Rough areas of SQL database 「standards」 tend to be related to Relational Calculus, performance issues, constraints/triggers, data types, and cursors. Rough areas of spreadsheets tend to be in different evaluation styles (array evaluation, solver functions, etc), lookup/matrix functions, and data types. In theory, SQL is standard. I don't know of any standard for spreadsheets. Both are in about the same level of mess. The benefit to the standard is that we can blame Oracle or IBM or Microsoft or the Postgres devs when they don't adhere to it (and they can then say "yes, we don't, maybe we'll fix it if we feel like it"), while Microsoft, SUN (openoffice), or whomever presumably started out by copying each other and any interest in compatibility came from their early years of making migration to their product easy.

If I had a mac, I'd probably like trying Apple Numbers - I keep hoping to find something like Lotus Improv. I suspect for most of us who stay around software systems for long enough, we outlive a number of ways of doing things and carry that memory of something better with us for awhile (even if that "something better" is later surpassed). I'm sure there are people still around who take things a bit far and cling to their ancient Amoebas, cubes, or sufficiently old PCs with Matrox video cards for OS/2.


The easiest way to effectively bugreport a google product is to send your bugreport to a google employee you know (i.e. me) who can vet it and then file it directly in the internal bug tracker.

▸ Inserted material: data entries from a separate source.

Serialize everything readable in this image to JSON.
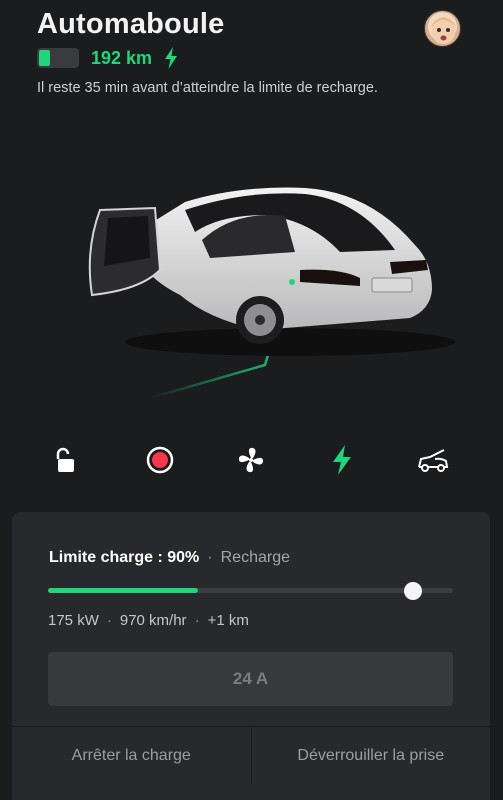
{
  "header": {
    "title": "Automaboule",
    "range": "192 km",
    "battery_level": 0.3,
    "message": "Il reste 35 min avant d’atteindre la limite de recharge."
  },
  "colors": {
    "accent": "#1fd67a",
    "background": "#1b1c1e",
    "panel": "#28292c",
    "record": "#f2374f"
  },
  "controls": [
    {
      "name": "lock",
      "icon": "unlock-icon"
    },
    {
      "name": "sentry",
      "icon": "record-icon"
    },
    {
      "name": "climate",
      "icon": "fan-icon"
    },
    {
      "name": "charging",
      "icon": "bolt-icon"
    },
    {
      "name": "trunk",
      "icon": "trunk-icon"
    }
  ],
  "charge": {
    "limit_label": "Limite charge : 90%",
    "state": "Recharge",
    "current_level": 0.37,
    "limit_level": 0.9,
    "power": "175 kW",
    "rate": "970 km/hr",
    "added": "+1 km",
    "amperage": "24 A"
  },
  "actions": {
    "stop": "Arrêter la charge",
    "unlock_port": "Déverrouiller la prise"
  }
}
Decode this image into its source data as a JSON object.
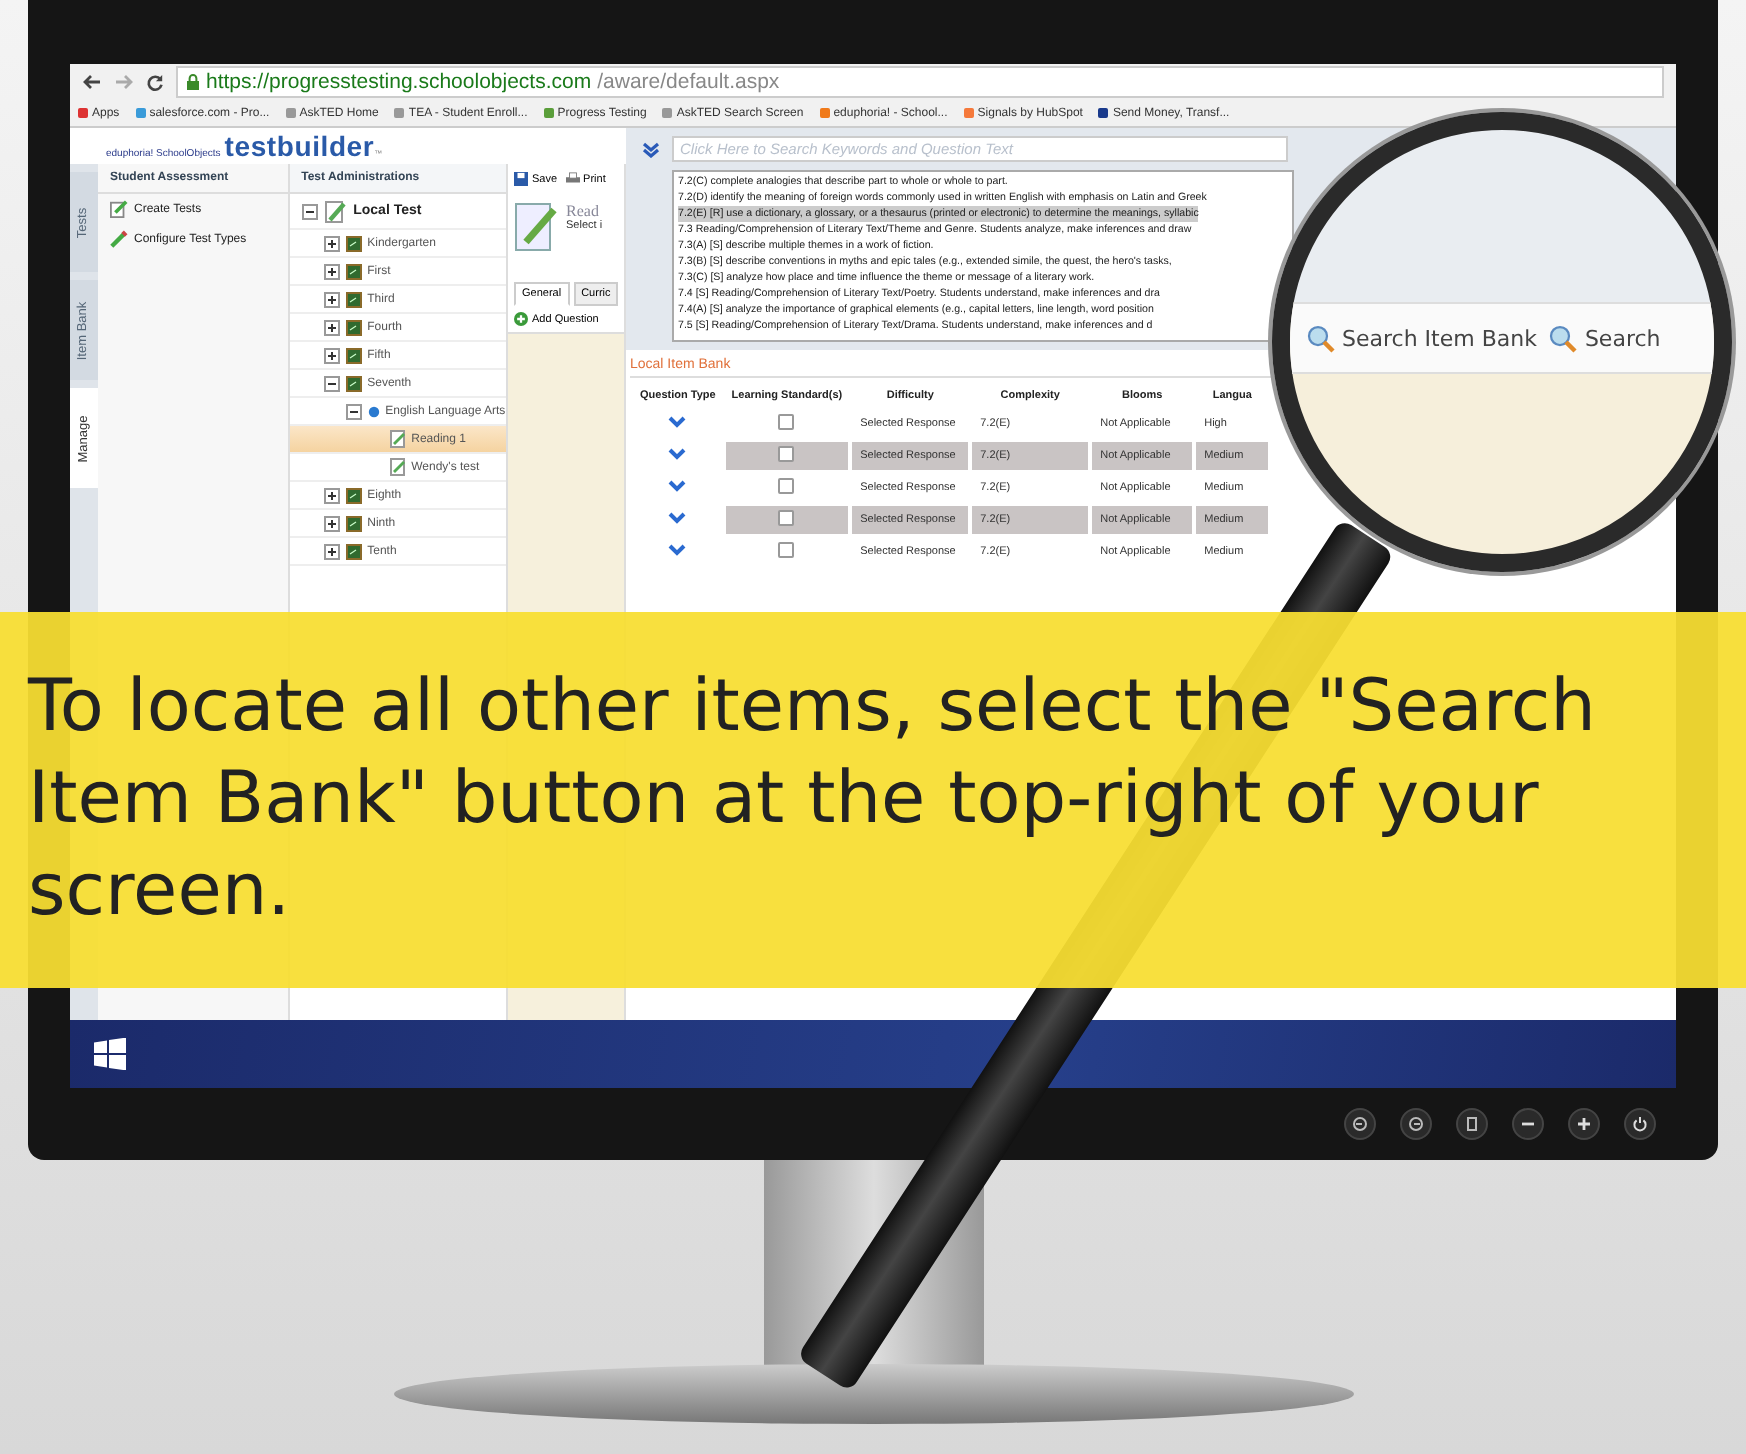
{
  "browser": {
    "url_host": "https://progresstesting.schoolobjects.com",
    "url_path": "/aware/default.aspx",
    "bookmarks": [
      {
        "label": "Apps",
        "kind": "apps"
      },
      {
        "label": "salesforce.com - Pro...",
        "kind": "cloud"
      },
      {
        "label": "AskTED Home",
        "kind": "page"
      },
      {
        "label": "TEA - Student Enroll...",
        "kind": "page"
      },
      {
        "label": "Progress Testing",
        "kind": "globe"
      },
      {
        "label": "AskTED Search Screen",
        "kind": "page"
      },
      {
        "label": "eduphoria! - School...",
        "kind": "orange"
      },
      {
        "label": "Signals by HubSpot",
        "kind": "hubspot"
      },
      {
        "label": "Send Money, Transf...",
        "kind": "paypal"
      }
    ]
  },
  "app": {
    "logo_small": "eduphoria! SchoolObjects",
    "logo": "testbuilder",
    "logo_mark": "™",
    "side_tabs": [
      {
        "label": "Tests",
        "selected": false
      },
      {
        "label": "Item Bank",
        "selected": false
      },
      {
        "label": "Manage",
        "selected": true
      }
    ],
    "sidebar": {
      "title": "Student Assessment",
      "items": [
        {
          "label": "Create Tests",
          "kind": "edit"
        },
        {
          "label": "Configure Test Types",
          "kind": "pencil"
        }
      ]
    },
    "tree": {
      "title": "Test Administrations",
      "items": [
        {
          "label": "Local Test",
          "kind": "local",
          "expanded": true,
          "selected": false,
          "children": [
            {
              "label": "Kindergarten",
              "kind": "grade",
              "expanded": false,
              "selected": false
            },
            {
              "label": "First",
              "kind": "grade",
              "expanded": false,
              "selected": false
            },
            {
              "label": "Third",
              "kind": "grade",
              "expanded": false,
              "selected": false
            },
            {
              "label": "Fourth",
              "kind": "grade",
              "expanded": false,
              "selected": false
            },
            {
              "label": "Fifth",
              "kind": "grade",
              "expanded": false,
              "selected": false
            },
            {
              "label": "Seventh",
              "kind": "grade",
              "expanded": true,
              "selected": false,
              "children": [
                {
                  "label": "English Language Arts",
                  "kind": "subject",
                  "expanded": true,
                  "selected": false,
                  "children": [
                    {
                      "label": "Reading 1",
                      "kind": "test",
                      "selected": true
                    },
                    {
                      "label": "Wendy's test",
                      "kind": "test",
                      "selected": false
                    }
                  ]
                }
              ]
            },
            {
              "label": "Eighth",
              "kind": "grade",
              "expanded": false,
              "selected": false
            },
            {
              "label": "Ninth",
              "kind": "grade",
              "expanded": false,
              "selected": false
            },
            {
              "label": "Tenth",
              "kind": "grade",
              "expanded": false,
              "selected": false
            }
          ]
        }
      ]
    },
    "toolbar": [
      {
        "label": "Save",
        "kind": "save"
      },
      {
        "label": "Print",
        "kind": "print"
      }
    ],
    "test_title": "Read",
    "test_subtitle": "Select i",
    "detail_tabs": [
      {
        "label": "General",
        "selected": true
      },
      {
        "label": "Curric",
        "selected": false
      }
    ],
    "add_question": "Add Question",
    "search": {
      "placeholder": "Click Here to Search Keywords and Question Text"
    },
    "standards": [
      {
        "text": "7.2(C) complete analogies that describe part to whole or whole to part.",
        "selected": false
      },
      {
        "text": "7.2(D) identify the meaning of foreign words commonly used in written English with emphasis on Latin and Greek",
        "selected": false
      },
      {
        "text": "7.2(E) [R] use a dictionary, a glossary, or a thesaurus (printed or electronic) to determine the meanings, syllabic",
        "selected": true
      },
      {
        "text": "7.3 Reading/Comprehension of Literary Text/Theme and Genre. Students analyze, make inferences and draw",
        "selected": false
      },
      {
        "text": "7.3(A) [S] describe multiple themes in a work of fiction.",
        "selected": false
      },
      {
        "text": "7.3(B) [S] describe conventions in myths and epic tales (e.g., extended simile, the quest, the hero's tasks,",
        "selected": false
      },
      {
        "text": "7.3(C) [S] analyze how place and time influence the theme or message of a literary work.",
        "selected": false
      },
      {
        "text": "7.4 [S] Reading/Comprehension of Literary Text/Poetry. Students understand, make inferences and dra",
        "selected": false
      },
      {
        "text": "7.4(A) [S] analyze the importance of graphical elements (e.g., capital letters, line length, word position",
        "selected": false
      },
      {
        "text": "7.5 [S] Reading/Comprehension of Literary Text/Drama. Students understand, make inferences and d",
        "selected": false
      }
    ],
    "item_bank": {
      "title": "Local Item Bank",
      "columns": [
        "Question Type",
        "Learning Standard(s)",
        "Difficulty",
        "Complexity",
        "Blooms",
        "Langua"
      ],
      "rows": [
        {
          "difficulty": "Selected Response",
          "complexity": "7.2(E)",
          "blooms": "Not Applicable",
          "language": "High",
          "checked": false
        },
        {
          "difficulty": "Selected Response",
          "complexity": "7.2(E)",
          "blooms": "Not Applicable",
          "language": "Medium",
          "checked": false
        },
        {
          "difficulty": "Selected Response",
          "complexity": "7.2(E)",
          "blooms": "Not Applicable",
          "language": "Medium",
          "checked": false
        },
        {
          "difficulty": "Selected Response",
          "complexity": "7.2(E)",
          "blooms": "Not Applicable",
          "language": "Medium",
          "checked": false
        },
        {
          "difficulty": "Selected Response",
          "complexity": "7.2(E)",
          "blooms": "Not Applicable",
          "language": "Medium",
          "checked": false
        }
      ]
    }
  },
  "magnifier": {
    "buttons": [
      "Search Item Bank",
      "Search"
    ]
  },
  "banner": {
    "text": "To locate all other items, select the \"Search Item Bank\" button at the top-right of your screen."
  }
}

I suspect for most products it wouldn't make sense for us to expose a real external bug tracker, because people don't care whether the behavior is a bug or not, or whether it's been reported before, or whether they know what they're doing, and the triage load would kill us.
(Let me add to that that I don't speak spreadsheet well enough to understand your bugreport, so I would need to understand how that formula is supposed to work before I could file a bug internally.)
The bug report goes into some detail on this - to provide background:

Normally cells are evaluated in cell-evaluation mode - most functions take single values and simple aggregates that don't correlate with each other. For more complex things, there's an array evaluation mode which changes a lot of functions in spreadsheet-language to operate over aggregates of cells where normally they only operate over one. For example, in this mode, you can multiply ranges together (e.g. A1:A9*B1:B9) and you get a list of A1*B1,A2*B2,etc. You have to resolve things down to a single value in the end so it can fit into the cell in which the formula resides of course, but intermediate stages can have lists of "immediate" data.

You switch a cell to array evaluation by doing control-shift-enter after editing its formula rather than just hitting enter (this normally changes it to a funny-looking intermediate form when you view the form but changes it back to what you entered when you try to edit it).

The problem here is that the VLOOKUP() function is not array evaluation capable, treating a range in its first argument as just the first value in that range when run in array mode. In Gnumeric, openoffice, and excel, VLOOKUP() is array capable.

I'm not sure in general how much attention array evaluation has been given in google spreadsheets - the simplest tests work at least.
I suppose there's utility in having pointed out to Google some people they should consider hiring then (I've done a few), but that's still not a great system - there are probably a fair number of spreadsheet geeks who don't know a Google employee (or don't want to use their acquaintanceship that way) and can still generate a sensible bug report.

I wonder if there's a good way to get most people to use the forums without making everyone do it. It'd be cute to have quizzes whereby people could earn "spreadsheetIQ" or similar to help qualify them for the bug system, although that isn't necessarily the best solution.
Yeah, filtering bug reports is a hard problem (and I think the informal system of "poke an employee who can vouch for your cluefulness" is surprisingly good, despite my initial skepticism at it.)

I managed to find (with some searching) your bug in the internal bugtracker; it was reported a year ago with nothing since, so I have pung it and added myself to CC.

"If I had a Mac"

There are ways of installing OS X on a non-Mac nowadays. Some of them even (arguably) legal.